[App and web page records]
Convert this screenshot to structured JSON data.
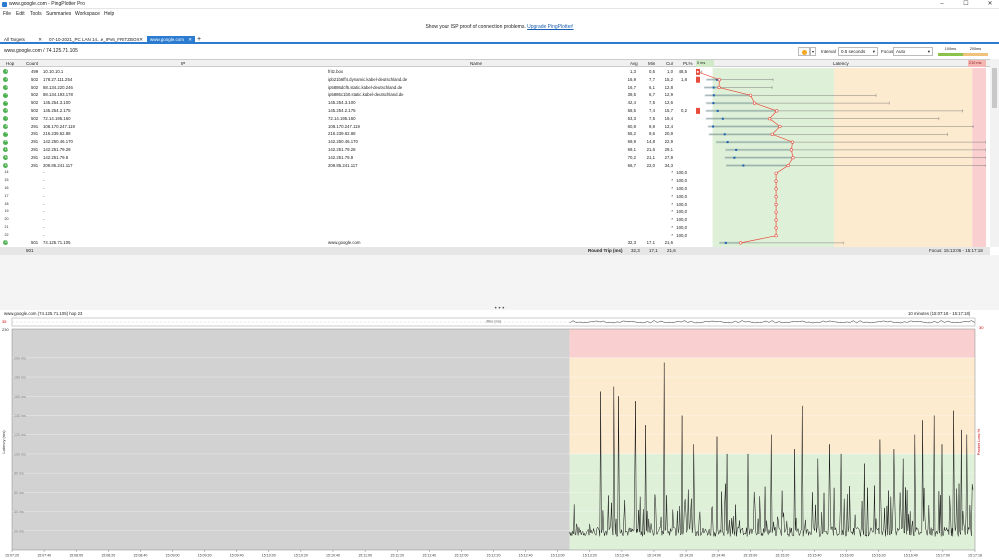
{
  "window": {
    "title": "www.google.com - PingPlotter Pro",
    "controls": [
      "–",
      "☐",
      "✕"
    ]
  },
  "menu": [
    "File",
    "Edit",
    "Tools",
    "Summaries",
    "Workspace",
    "Help"
  ],
  "banner": {
    "text": "Show your ISP proof of connection problems.",
    "link": "Upgrade PingPlotter!"
  },
  "tabs": [
    {
      "label": "All Targets",
      "active": false
    },
    {
      "label": "07-10-2021_PC LAN 14...e_IPv6_FRITZBOX",
      "active": false
    },
    {
      "label": "www.google.com",
      "active": true
    }
  ],
  "targetbar": {
    "target": "www.google.com / 74.125.71.105",
    "interval_label": "Interval",
    "interval_value": "0.5 seconds",
    "focus_label": "Focus",
    "focus_value": "Auto",
    "legend_100": "100ms",
    "legend_200": "200ms"
  },
  "columns": {
    "hop": "Hop",
    "count": "Count",
    "ip": "IP",
    "name": "Name",
    "avg": "Avg",
    "min": "Min",
    "cur": "Cur",
    "pl": "PL%",
    "latency": "Latency",
    "scale_min": "0 ms",
    "scale_max": "210 ms"
  },
  "hops": [
    {
      "hop": "1",
      "count": "499",
      "ip": "10.10.10.1",
      "name": "fritz.box",
      "avg": "1,3",
      "min": "0,5",
      "cur": "1,0",
      "pl": "48,5",
      "color": "#4caf50"
    },
    {
      "hop": "2",
      "count": "502",
      "ip": "178.27.111.254",
      "name": "ipb21b6ff4.dynamic.kabel-deutschland.de",
      "avg": "16,9",
      "min": "7,7",
      "cur": "15,2",
      "pl": "1,8",
      "color": "#4caf50"
    },
    {
      "hop": "3",
      "count": "502",
      "ip": "88.134.220.246",
      "name": "ip5886dcf6.static.kabel-deutschland.de",
      "avg": "16,7",
      "min": "6,1",
      "cur": "12,8",
      "pl": "",
      "color": "#4caf50"
    },
    {
      "hop": "4",
      "count": "502",
      "ip": "88.134.193.178",
      "name": "ip5886c1b0.static.kabel-deutschland.de",
      "avg": "39,5",
      "min": "6,7",
      "cur": "12,9",
      "pl": "",
      "color": "#4caf50"
    },
    {
      "hop": "5",
      "count": "502",
      "ip": "145.254.3.100",
      "name": "145.254.3.100",
      "avg": "42,4",
      "min": "7,5",
      "cur": "12,6",
      "pl": "",
      "color": "#4caf50"
    },
    {
      "hop": "6",
      "count": "502",
      "ip": "145.254.2.175",
      "name": "145.254.2.175",
      "avg": "58,5",
      "min": "7,4",
      "cur": "15,7",
      "pl": "0,2",
      "color": "#4caf50"
    },
    {
      "hop": "7",
      "count": "502",
      "ip": "72.14.195.160",
      "name": "72.14.195.160",
      "avg": "53,3",
      "min": "7,5",
      "cur": "19,4",
      "pl": "",
      "color": "#4caf50"
    },
    {
      "hop": "8",
      "count": "291",
      "ip": "108.170.247.119",
      "name": "108.170.247.119",
      "avg": "60,8",
      "min": "8,9",
      "cur": "12,4",
      "pl": "",
      "color": "#4caf50"
    },
    {
      "hop": "9",
      "count": "291",
      "ip": "216.239.62.88",
      "name": "216.239.62.88",
      "avg": "55,2",
      "min": "9,6",
      "cur": "20,8",
      "pl": "",
      "color": "#4caf50"
    },
    {
      "hop": "10",
      "count": "291",
      "ip": "142.250.46.170",
      "name": "142.250.46.170",
      "avg": "69,9",
      "min": "14,8",
      "cur": "22,9",
      "pl": "",
      "color": "#4caf50"
    },
    {
      "hop": "11",
      "count": "291",
      "ip": "142.251.79.28",
      "name": "142.251.79.28",
      "avg": "69,1",
      "min": "21,6",
      "cur": "29,1",
      "pl": "",
      "color": "#4caf50"
    },
    {
      "hop": "12",
      "count": "291",
      "ip": "142.251.79.8",
      "name": "142.251.79.8",
      "avg": "70,2",
      "min": "21,1",
      "cur": "27,8",
      "pl": "",
      "color": "#4caf50"
    },
    {
      "hop": "13",
      "count": "291",
      "ip": "209.85.241.117",
      "name": "209.85.241.117",
      "avg": "66,7",
      "min": "22,0",
      "cur": "34,3",
      "pl": "",
      "color": "#4caf50"
    },
    {
      "hop": "14",
      "count": "",
      "ip": "-",
      "name": "",
      "avg": "",
      "min": "",
      "cur": "*",
      "pl": "100,0",
      "color": ""
    },
    {
      "hop": "15",
      "count": "",
      "ip": "-",
      "name": "",
      "avg": "",
      "min": "",
      "cur": "*",
      "pl": "100,0",
      "color": ""
    },
    {
      "hop": "16",
      "count": "",
      "ip": "-",
      "name": "",
      "avg": "",
      "min": "",
      "cur": "*",
      "pl": "100,0",
      "color": ""
    },
    {
      "hop": "17",
      "count": "",
      "ip": "-",
      "name": "",
      "avg": "",
      "min": "",
      "cur": "*",
      "pl": "100,0",
      "color": ""
    },
    {
      "hop": "18",
      "count": "",
      "ip": "-",
      "name": "",
      "avg": "",
      "min": "",
      "cur": "*",
      "pl": "100,0",
      "color": ""
    },
    {
      "hop": "19",
      "count": "",
      "ip": "-",
      "name": "",
      "avg": "",
      "min": "",
      "cur": "*",
      "pl": "100,0",
      "color": ""
    },
    {
      "hop": "20",
      "count": "",
      "ip": "-",
      "name": "",
      "avg": "",
      "min": "",
      "cur": "*",
      "pl": "100,0",
      "color": ""
    },
    {
      "hop": "21",
      "count": "",
      "ip": "-",
      "name": "",
      "avg": "",
      "min": "",
      "cur": "*",
      "pl": "100,0",
      "color": ""
    },
    {
      "hop": "22",
      "count": "",
      "ip": "-",
      "name": "",
      "avg": "",
      "min": "",
      "cur": "*",
      "pl": "100,0",
      "color": ""
    },
    {
      "hop": "23",
      "count": "501",
      "ip": "74.125.71.105",
      "name": "www.google.com",
      "avg": "32,3",
      "min": "17,1",
      "cur": "21,6",
      "pl": "",
      "color": "#4caf50"
    }
  ],
  "round_trip": {
    "count": "501",
    "label": "Round Trip (ms)",
    "avg": "32,3",
    "min": "17,1",
    "cur": "21,6",
    "focus": "Focus: 15:13:06 - 15:17:18"
  },
  "graph": {
    "title": "www.google.com (74.125.71.105) hop 23",
    "range": "10 minutes (15:07:18 - 15:17:18)",
    "jitter_label": "Jitter (ms)",
    "jitter_left": "35",
    "jitter_right": "30",
    "ymax": "230",
    "ylabel_left": "Latency (ms)",
    "ylabel_right": "Packet Loss %",
    "ylabels": [
      "200 ms",
      "180 ms",
      "160 ms",
      "140 ms",
      "120 ms",
      "100 ms",
      "80 ms",
      "60 ms",
      "40 ms",
      "20 ms"
    ],
    "xlabels": [
      "15:07:20",
      "15:07:40",
      "15:08:00",
      "15:08:20",
      "15:08:40",
      "15:09:00",
      "15:09:20",
      "15:09:40",
      "15:10:00",
      "15:10:20",
      "15:10:40",
      "15:11:00",
      "15:11:20",
      "15:11:40",
      "15:12:00",
      "15:12:20",
      "15:12:40",
      "15:13:00",
      "15:13:20",
      "15:13:40",
      "15:14:00",
      "15:14:20",
      "15:14:40",
      "15:15:00",
      "15:15:20",
      "15:15:40",
      "15:16:00",
      "15:16:20",
      "15:16:40",
      "15:17:00",
      "15:17:18"
    ]
  },
  "colors": {
    "accent": "#2b7bd0",
    "zone_good": "#dff0d8",
    "zone_warn": "#fdebd0",
    "zone_bad": "#f9d0cf",
    "no_data": "#d2d2d2",
    "latency_line": "#e84c3d"
  }
}
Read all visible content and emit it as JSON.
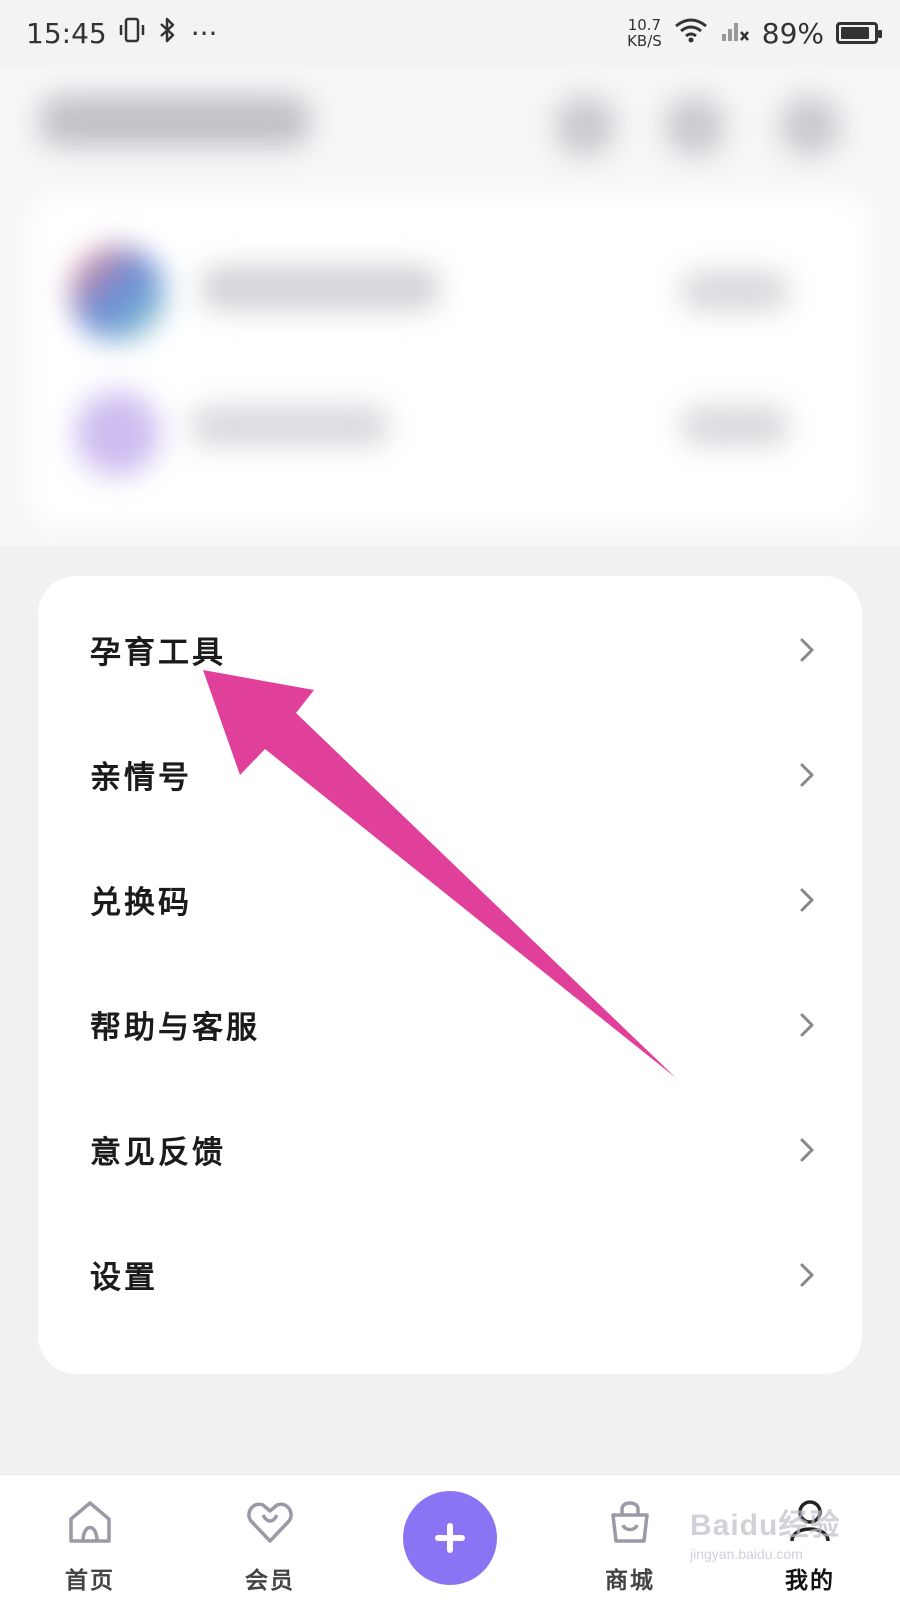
{
  "status_bar": {
    "time": "15:45",
    "more": "···",
    "speed_value": "10.7",
    "speed_unit": "KB/S",
    "battery": "89%",
    "battery_level": 0.89
  },
  "menu": {
    "items": [
      {
        "label": "孕育工具"
      },
      {
        "label": "亲情号"
      },
      {
        "label": "兑换码"
      },
      {
        "label": "帮助与客服"
      },
      {
        "label": "意见反馈"
      },
      {
        "label": "设置"
      }
    ]
  },
  "bottom_nav": {
    "home": "首页",
    "member": "会员",
    "add": "+",
    "mall": "商城",
    "mine": "我的"
  },
  "watermark": {
    "brand": "Baidu经验",
    "url": "jingyan.baidu.com"
  },
  "colors": {
    "accent": "#8a74f3",
    "annotation_arrow": "#e0409a",
    "background": "#f1f1f3",
    "card": "#ffffff"
  }
}
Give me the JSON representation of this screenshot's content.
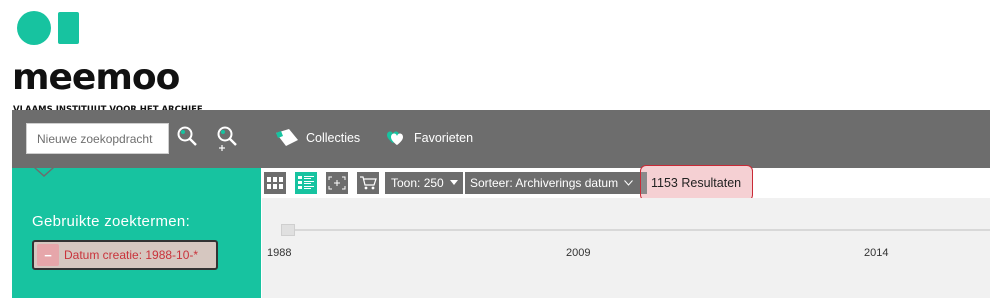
{
  "brand": {
    "name": "meemoo",
    "tagline": "VLAAMS INSTITUUT VOOR HET ARCHIEF",
    "color_teal": "#17c3a0",
    "color_dark": "#111111"
  },
  "topbar": {
    "search_placeholder": "Nieuwe zoekopdracht",
    "search_icon": "magnifier-icon",
    "advanced_search_icon": "magnifier-plus-icon",
    "nav": [
      {
        "label": "Collecties",
        "icon": "folder-icon"
      },
      {
        "label": "Favorieten",
        "icon": "heart-icon"
      }
    ],
    "background": "#6d6d6d"
  },
  "sidebar": {
    "heading": "Gebruikte zoektermen:",
    "terms": [
      {
        "label": "Datum creatie: 1988-10-*",
        "remove_icon": "minus-icon"
      }
    ]
  },
  "toolbar": {
    "view_buttons": [
      {
        "name": "grid-view",
        "icon": "grid-icon",
        "active": false
      },
      {
        "name": "list-view",
        "icon": "list-icon",
        "active": true
      },
      {
        "name": "expand-view",
        "icon": "expand-icon",
        "active": false
      },
      {
        "name": "basket",
        "icon": "cart-icon",
        "active": false
      }
    ],
    "page_size_label": "Toon: 250",
    "sort_label": "Sorteer: Archiverings datum",
    "results_label": "1153 Resultaten"
  },
  "timeline": {
    "ticks": [
      "1988",
      "2009",
      "2014"
    ]
  }
}
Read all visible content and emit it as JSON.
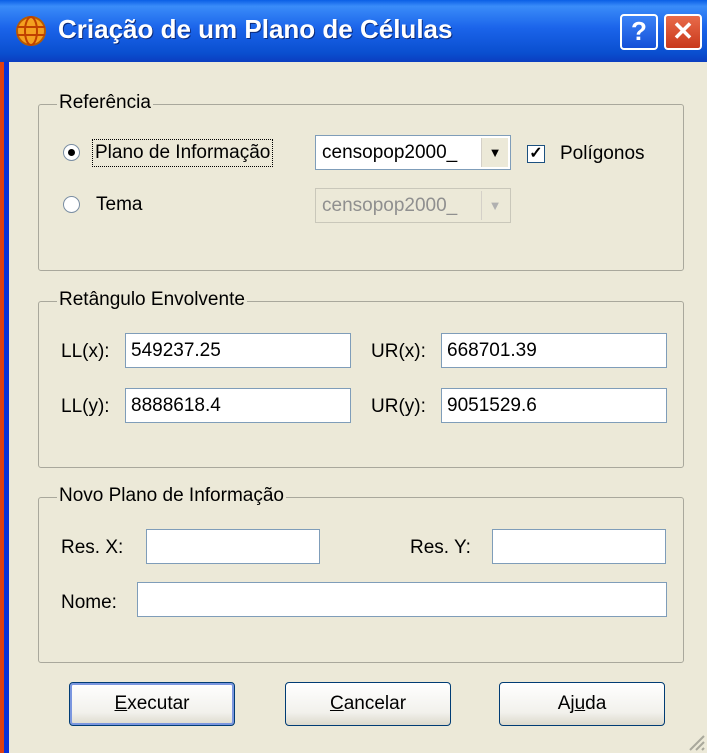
{
  "window": {
    "title": "Criação de um Plano de Células",
    "help_label": "?",
    "close_label": "✕"
  },
  "referencia": {
    "legend": "Referência",
    "radio_plano_label": "Plano de Informação",
    "radio_plano_selected": true,
    "combo_plano_value": "censopop2000_",
    "poligonos_label": "Polígonos",
    "poligonos_checked": true,
    "radio_tema_label": "Tema",
    "combo_tema_value": "censopop2000_"
  },
  "retangulo": {
    "legend": "Retângulo Envolvente",
    "llx_label": "LL(x):",
    "llx_value": "549237.25",
    "urx_label": "UR(x):",
    "urx_value": "668701.39",
    "lly_label": "LL(y):",
    "lly_value": "8888618.4",
    "ury_label": "UR(y):",
    "ury_value": "9051529.6"
  },
  "novo_plano": {
    "legend": "Novo Plano de Informação",
    "resx_label": "Res. X:",
    "resx_value": "",
    "resy_label": "Res. Y:",
    "resy_value": "",
    "nome_label": "Nome:",
    "nome_value": ""
  },
  "buttons": {
    "executar_mnemonic": "E",
    "executar_rest": "xecutar",
    "cancelar_mnemonic": "C",
    "cancelar_rest": "ancelar",
    "ajuda_pre": "Aj",
    "ajuda_mnemonic": "u",
    "ajuda_post": "da"
  },
  "colors": {
    "titlebar": "#0a4fd0",
    "dialog_bg": "#ece9d8",
    "close_button": "#c9391c"
  },
  "icons": {
    "app": "globe-icon",
    "dropdown": "chevron-down-icon",
    "resize": "resize-grip-icon"
  }
}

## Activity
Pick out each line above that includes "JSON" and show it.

## Response
Convert this screenshot to structured JSON data.
Read all visible content and emit it as JSON.
Give me the JSON representation of this screenshot's content.
Read all visible content and emit it as JSON.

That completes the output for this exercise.